|“Mr. Cameron, there’s a fellow outside says he’s looking for a job here.”
Then a voice answered, a strong, clear voice that held no tones of age:
“Why, the damn fool! Throw him out … Wait! Send him in!” …
Henry Cameron sat at his desk at the end of a long, bare room. He sat bent forward, his forearms on the desk, his two hands closed before him. His hair and his beard were coal black, with coarse threads of white. The muscles of his short, thick neck bulged like ropes. He wore a white shirt with the sleeves rolled above the elbows; the bare arms were hard, heavy and brown. The flesh of his broad face was rigid, as if it had aged by compression. The eyes were dark, young, living. …
“What do you want?” snapped Cameron.
“I should like to work for you,” said Roark quietly. …
“What infernal impudence made you presume that I’d want you? Have you decided that I’m so hard up that I’d throw the gates open for any punk who’d do me the honor? … Great!” Cameron slapped the desk with his fist and laughed. “Splendid! You’re not good enough for the lice nest at Stanton, but you’ll work for Henry Cameron! …”
Cameron stared at him, his thick fingers drumming against the pile of drawings. …
“God damn you!” roared Cameron suddenly, leaning forward. “I didn’t ask you to come here! I don’t need any draftsmen! … I’m perfectly happy with the drooling dolts I’ve got here, who never had anything and never will have and it makes no difference what becomes of them. That’s all I want. … I don’t want to see you. I don’t like you. I don’t like your face. You look like an insufferable egotist. You’re impertinent. You’re too sure of yourself. Twenty years ago I’d have punched your face with the greatest of pleasure.
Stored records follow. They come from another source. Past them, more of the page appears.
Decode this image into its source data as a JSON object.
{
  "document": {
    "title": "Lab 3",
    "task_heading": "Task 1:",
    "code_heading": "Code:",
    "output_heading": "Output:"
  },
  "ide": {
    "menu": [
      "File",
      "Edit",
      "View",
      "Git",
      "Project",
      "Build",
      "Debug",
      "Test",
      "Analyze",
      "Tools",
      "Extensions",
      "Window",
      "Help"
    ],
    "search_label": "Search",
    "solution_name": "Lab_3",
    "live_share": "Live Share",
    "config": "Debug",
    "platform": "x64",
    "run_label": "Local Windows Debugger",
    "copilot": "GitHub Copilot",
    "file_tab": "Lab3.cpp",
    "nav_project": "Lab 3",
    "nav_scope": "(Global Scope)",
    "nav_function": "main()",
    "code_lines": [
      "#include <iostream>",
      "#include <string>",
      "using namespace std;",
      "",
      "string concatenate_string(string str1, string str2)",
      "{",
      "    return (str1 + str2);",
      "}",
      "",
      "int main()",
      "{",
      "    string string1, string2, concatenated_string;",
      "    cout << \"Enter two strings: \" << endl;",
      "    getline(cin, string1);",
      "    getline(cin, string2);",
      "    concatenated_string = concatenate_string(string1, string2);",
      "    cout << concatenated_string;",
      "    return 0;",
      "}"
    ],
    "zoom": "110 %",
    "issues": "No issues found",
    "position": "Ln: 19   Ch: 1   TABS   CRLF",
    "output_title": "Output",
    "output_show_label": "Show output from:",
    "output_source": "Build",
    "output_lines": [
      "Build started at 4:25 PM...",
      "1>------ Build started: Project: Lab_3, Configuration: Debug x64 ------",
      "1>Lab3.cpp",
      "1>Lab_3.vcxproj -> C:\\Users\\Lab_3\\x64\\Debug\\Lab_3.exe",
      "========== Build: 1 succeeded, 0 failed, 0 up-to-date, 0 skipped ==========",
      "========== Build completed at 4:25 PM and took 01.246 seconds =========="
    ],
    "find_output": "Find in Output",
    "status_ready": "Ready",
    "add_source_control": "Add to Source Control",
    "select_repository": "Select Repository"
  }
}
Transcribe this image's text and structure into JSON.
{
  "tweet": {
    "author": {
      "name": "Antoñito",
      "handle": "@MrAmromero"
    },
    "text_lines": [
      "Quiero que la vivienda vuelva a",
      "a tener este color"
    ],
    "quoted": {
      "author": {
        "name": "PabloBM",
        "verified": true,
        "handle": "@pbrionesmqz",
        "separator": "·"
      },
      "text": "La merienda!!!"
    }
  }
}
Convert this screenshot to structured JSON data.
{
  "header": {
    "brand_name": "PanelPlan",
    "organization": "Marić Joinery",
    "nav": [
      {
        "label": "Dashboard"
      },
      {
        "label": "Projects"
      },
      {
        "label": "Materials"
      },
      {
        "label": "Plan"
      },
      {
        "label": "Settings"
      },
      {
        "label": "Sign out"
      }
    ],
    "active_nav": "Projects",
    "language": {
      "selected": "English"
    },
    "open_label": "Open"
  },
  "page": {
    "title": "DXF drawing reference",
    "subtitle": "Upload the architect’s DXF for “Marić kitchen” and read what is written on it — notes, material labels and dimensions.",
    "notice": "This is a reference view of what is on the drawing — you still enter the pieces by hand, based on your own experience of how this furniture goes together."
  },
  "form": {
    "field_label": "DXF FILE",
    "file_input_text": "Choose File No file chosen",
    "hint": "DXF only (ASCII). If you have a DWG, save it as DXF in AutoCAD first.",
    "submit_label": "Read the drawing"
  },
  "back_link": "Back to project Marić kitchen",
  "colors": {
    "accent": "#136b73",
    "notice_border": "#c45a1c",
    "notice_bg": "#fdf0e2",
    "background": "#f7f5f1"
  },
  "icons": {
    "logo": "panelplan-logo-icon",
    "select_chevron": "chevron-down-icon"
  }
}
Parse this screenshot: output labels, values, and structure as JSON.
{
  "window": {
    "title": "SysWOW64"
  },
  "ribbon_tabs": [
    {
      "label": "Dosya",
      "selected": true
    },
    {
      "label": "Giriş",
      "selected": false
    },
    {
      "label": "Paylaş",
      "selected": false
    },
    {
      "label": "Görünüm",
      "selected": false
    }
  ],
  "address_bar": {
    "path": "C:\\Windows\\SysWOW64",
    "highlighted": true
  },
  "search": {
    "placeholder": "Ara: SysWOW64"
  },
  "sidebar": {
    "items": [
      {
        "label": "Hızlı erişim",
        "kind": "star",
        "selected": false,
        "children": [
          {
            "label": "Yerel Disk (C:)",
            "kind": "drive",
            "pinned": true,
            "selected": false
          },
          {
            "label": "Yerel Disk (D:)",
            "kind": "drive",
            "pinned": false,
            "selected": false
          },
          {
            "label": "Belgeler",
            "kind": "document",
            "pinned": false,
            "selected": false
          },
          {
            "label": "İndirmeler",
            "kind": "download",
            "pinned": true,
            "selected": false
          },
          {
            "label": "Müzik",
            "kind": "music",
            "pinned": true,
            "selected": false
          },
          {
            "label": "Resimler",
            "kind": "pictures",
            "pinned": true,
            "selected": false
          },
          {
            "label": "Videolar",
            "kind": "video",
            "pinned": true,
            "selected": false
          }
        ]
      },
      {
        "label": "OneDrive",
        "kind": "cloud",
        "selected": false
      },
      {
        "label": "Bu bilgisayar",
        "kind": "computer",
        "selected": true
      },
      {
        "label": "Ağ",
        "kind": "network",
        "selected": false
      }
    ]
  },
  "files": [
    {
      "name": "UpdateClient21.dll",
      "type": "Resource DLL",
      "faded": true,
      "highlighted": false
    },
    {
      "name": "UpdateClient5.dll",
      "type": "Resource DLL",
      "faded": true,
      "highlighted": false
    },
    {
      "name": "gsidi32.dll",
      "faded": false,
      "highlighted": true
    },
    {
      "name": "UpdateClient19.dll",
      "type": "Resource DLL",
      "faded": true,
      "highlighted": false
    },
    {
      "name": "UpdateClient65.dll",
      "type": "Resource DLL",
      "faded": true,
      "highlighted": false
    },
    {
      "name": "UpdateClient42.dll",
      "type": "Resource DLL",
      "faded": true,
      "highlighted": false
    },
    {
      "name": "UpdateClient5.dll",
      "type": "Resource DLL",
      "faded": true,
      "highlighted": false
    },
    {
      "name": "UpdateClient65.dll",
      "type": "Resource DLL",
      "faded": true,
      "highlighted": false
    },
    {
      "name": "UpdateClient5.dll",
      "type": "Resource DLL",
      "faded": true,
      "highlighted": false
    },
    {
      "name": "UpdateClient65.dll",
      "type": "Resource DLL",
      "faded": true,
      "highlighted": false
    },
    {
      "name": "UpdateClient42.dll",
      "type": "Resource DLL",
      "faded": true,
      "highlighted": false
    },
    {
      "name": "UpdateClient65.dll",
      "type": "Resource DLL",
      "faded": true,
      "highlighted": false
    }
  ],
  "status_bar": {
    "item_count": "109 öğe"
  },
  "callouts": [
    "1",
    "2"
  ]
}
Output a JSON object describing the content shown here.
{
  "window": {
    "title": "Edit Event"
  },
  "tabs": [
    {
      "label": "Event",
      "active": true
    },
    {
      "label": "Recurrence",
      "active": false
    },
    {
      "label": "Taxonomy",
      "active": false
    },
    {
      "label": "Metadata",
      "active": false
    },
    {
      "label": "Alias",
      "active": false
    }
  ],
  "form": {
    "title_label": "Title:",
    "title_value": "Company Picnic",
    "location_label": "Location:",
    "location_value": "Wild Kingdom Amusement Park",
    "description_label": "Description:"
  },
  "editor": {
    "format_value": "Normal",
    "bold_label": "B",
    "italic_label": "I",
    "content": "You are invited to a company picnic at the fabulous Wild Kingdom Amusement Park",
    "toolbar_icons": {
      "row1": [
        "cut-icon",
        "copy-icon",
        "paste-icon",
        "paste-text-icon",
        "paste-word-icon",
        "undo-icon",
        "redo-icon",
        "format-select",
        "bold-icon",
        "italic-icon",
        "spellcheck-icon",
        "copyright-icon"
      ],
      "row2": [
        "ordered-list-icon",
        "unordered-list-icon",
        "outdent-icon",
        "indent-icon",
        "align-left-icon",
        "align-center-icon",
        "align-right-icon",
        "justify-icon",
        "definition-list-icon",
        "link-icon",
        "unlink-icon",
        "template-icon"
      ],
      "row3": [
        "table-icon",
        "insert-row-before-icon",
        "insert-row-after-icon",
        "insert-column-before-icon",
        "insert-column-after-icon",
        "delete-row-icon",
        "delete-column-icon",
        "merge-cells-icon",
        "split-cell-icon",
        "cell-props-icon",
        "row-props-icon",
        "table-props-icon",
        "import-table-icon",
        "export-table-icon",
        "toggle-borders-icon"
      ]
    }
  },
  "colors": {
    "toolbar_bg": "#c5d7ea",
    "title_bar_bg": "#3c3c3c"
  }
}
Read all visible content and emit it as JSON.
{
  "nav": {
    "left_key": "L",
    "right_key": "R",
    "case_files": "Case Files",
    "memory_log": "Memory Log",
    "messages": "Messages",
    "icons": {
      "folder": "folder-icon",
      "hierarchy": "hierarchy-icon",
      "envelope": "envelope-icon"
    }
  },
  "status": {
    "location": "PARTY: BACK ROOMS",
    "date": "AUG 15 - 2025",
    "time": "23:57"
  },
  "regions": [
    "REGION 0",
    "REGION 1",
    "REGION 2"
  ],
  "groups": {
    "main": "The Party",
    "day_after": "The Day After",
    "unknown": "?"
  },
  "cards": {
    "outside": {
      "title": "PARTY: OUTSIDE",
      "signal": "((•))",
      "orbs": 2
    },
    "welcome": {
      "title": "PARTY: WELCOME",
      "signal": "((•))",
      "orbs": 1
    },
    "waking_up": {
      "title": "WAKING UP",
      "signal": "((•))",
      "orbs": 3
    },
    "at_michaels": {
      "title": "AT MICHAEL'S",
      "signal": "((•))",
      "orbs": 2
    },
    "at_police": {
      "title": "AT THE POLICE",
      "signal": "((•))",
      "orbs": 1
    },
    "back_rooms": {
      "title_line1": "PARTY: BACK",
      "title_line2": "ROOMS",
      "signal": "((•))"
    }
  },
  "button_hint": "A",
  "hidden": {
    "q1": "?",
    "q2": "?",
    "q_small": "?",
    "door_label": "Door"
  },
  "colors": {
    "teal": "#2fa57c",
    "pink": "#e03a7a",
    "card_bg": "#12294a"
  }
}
You’re coming to work here tomorrow at nine o’clock sharp.” …
“Yes,” said Roark, rising. …
Roark extended his hand for the drawings.
“Leave these here!” bellowed Cameron. “Now get out!” (Rand, I.3)
Unlike my previous example, these parallels are not so close as to rule out the possibility of coincidence, but they are at least suggestive.